**YOUR INSTRUCTIONS**
Because the copy must hold no pictures, return the data below with all of its words intact.

--- MATERIAL TO PROCESS ---

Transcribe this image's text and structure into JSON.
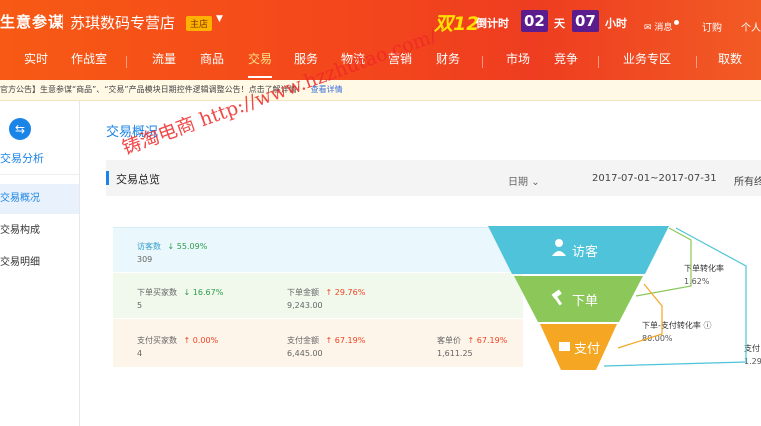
{
  "header": {
    "brand": "生意参谋",
    "store_name": "苏琪数码专营店",
    "store_tag": "主店",
    "promo": "双12",
    "countdown": {
      "label": "倒计时",
      "days": "02",
      "days_unit": "天",
      "hours": "07",
      "hours_unit": "小时"
    },
    "message": "消息",
    "subscribe": "订购",
    "me": "个人"
  },
  "nav": {
    "items": [
      {
        "label": "实时"
      },
      {
        "label": "作战室"
      },
      {
        "label": "流量"
      },
      {
        "label": "商品"
      },
      {
        "label": "交易",
        "active": true
      },
      {
        "label": "服务"
      },
      {
        "label": "物流"
      },
      {
        "label": "营销"
      },
      {
        "label": "财务"
      },
      {
        "label": "市场"
      },
      {
        "label": "竞争"
      },
      {
        "label": "业务专区"
      },
      {
        "label": "取数"
      }
    ]
  },
  "notice": {
    "text": "官方公告】生意参谋“商品”、“交易”产品模块日期控件逻辑调整公告！点击了解详情！",
    "detail_link": "查看详情"
  },
  "sidebar": {
    "title": "交易分析",
    "items": [
      {
        "label": "交易概况",
        "active": true
      },
      {
        "label": "交易构成"
      },
      {
        "label": "交易明细"
      }
    ]
  },
  "main": {
    "page_title": "交易概况",
    "section_title": "交易总览",
    "date_label": "日期",
    "date_range": "2017-07-01~2017-07-31",
    "terminal": "所有终"
  },
  "metrics": {
    "visitors": {
      "label": "访客数",
      "change": "55.09%",
      "direction": "down",
      "value": "309"
    },
    "order_buyers": {
      "label": "下单买家数",
      "change": "16.67%",
      "direction": "down",
      "value": "5"
    },
    "order_amount": {
      "label": "下单金额",
      "change": "29.76%",
      "direction": "up",
      "value": "9,243.00"
    },
    "pay_buyers": {
      "label": "支付买家数",
      "change": "0.00%",
      "direction": "up",
      "value": "4"
    },
    "pay_amount": {
      "label": "支付金额",
      "change": "67.19%",
      "direction": "up",
      "value": "6,445.00"
    },
    "unit_price": {
      "label": "客单价",
      "change": "67.19%",
      "direction": "up",
      "value": "1,611.25"
    }
  },
  "funnel": {
    "visitor": "访客",
    "order": "下单",
    "pay": "支付",
    "order_rate_label": "下单转化率",
    "order_rate": "1.62%",
    "order_pay_rate_label": "下单-支付转化率",
    "order_pay_rate": "80.00%",
    "pay_rate_label": "支付",
    "pay_rate": "1.29",
    "colors": {
      "visitor": "#4fc3d9",
      "order": "#8cc859",
      "pay": "#f5a623"
    }
  },
  "watermark": {
    "text": "铸淘电商 http://www.hzzhutao.com/"
  }
}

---

**EXERCISE RESPONSE**
Transcribe this image's text and structure into JSON.
{
  "header": {
    "brand": "生意参谋",
    "store_name": "苏琪数码专营店",
    "store_tag": "主店",
    "promo": "双12",
    "countdown": {
      "label": "倒计时",
      "days": "02",
      "days_unit": "天",
      "hours": "07",
      "hours_unit": "小时"
    },
    "message": "消息",
    "subscribe": "订购",
    "me": "个人"
  },
  "nav": {
    "items": [
      {
        "label": "实时"
      },
      {
        "label": "作战室"
      },
      {
        "label": "流量"
      },
      {
        "label": "商品"
      },
      {
        "label": "交易",
        "active": true
      },
      {
        "label": "服务"
      },
      {
        "label": "物流"
      },
      {
        "label": "营销"
      },
      {
        "label": "财务"
      },
      {
        "label": "市场"
      },
      {
        "label": "竞争"
      },
      {
        "label": "业务专区"
      },
      {
        "label": "取数"
      }
    ]
  },
  "notice": {
    "text": "官方公告】生意参谋“商品”、“交易”产品模块日期控件逻辑调整公告！点击了解详情！",
    "detail_link": "查看详情"
  },
  "sidebar": {
    "title": "交易分析",
    "items": [
      {
        "label": "交易概况",
        "active": true
      },
      {
        "label": "交易构成"
      },
      {
        "label": "交易明细"
      }
    ]
  },
  "main": {
    "page_title": "交易概况",
    "section_title": "交易总览",
    "date_label": "日期",
    "date_range": "2017-07-01~2017-07-31",
    "terminal": "所有终"
  },
  "metrics": {
    "visitors": {
      "label": "访客数",
      "change": "55.09%",
      "direction": "down",
      "value": "309"
    },
    "order_buyers": {
      "label": "下单买家数",
      "change": "16.67%",
      "direction": "down",
      "value": "5"
    },
    "order_amount": {
      "label": "下单金额",
      "change": "29.76%",
      "direction": "up",
      "value": "9,243.00"
    },
    "pay_buyers": {
      "label": "支付买家数",
      "change": "0.00%",
      "direction": "up",
      "value": "4"
    },
    "pay_amount": {
      "label": "支付金额",
      "change": "67.19%",
      "direction": "up",
      "value": "6,445.00"
    },
    "unit_price": {
      "label": "客单价",
      "change": "67.19%",
      "direction": "up",
      "value": "1,611.25"
    }
  },
  "funnel": {
    "visitor": "访客",
    "order": "下单",
    "pay": "支付",
    "order_rate_label": "下单转化率",
    "order_rate": "1.62%",
    "order_pay_rate_label": "下单-支付转化率",
    "order_pay_rate": "80.00%",
    "pay_rate_label": "支付",
    "pay_rate": "1.29",
    "colors": {
      "visitor": "#4fc3d9",
      "order": "#8cc859",
      "pay": "#f5a623"
    }
  },
  "watermark": {
    "text": "铸淘电商 http://www.hzzhutao.com/"
  }
}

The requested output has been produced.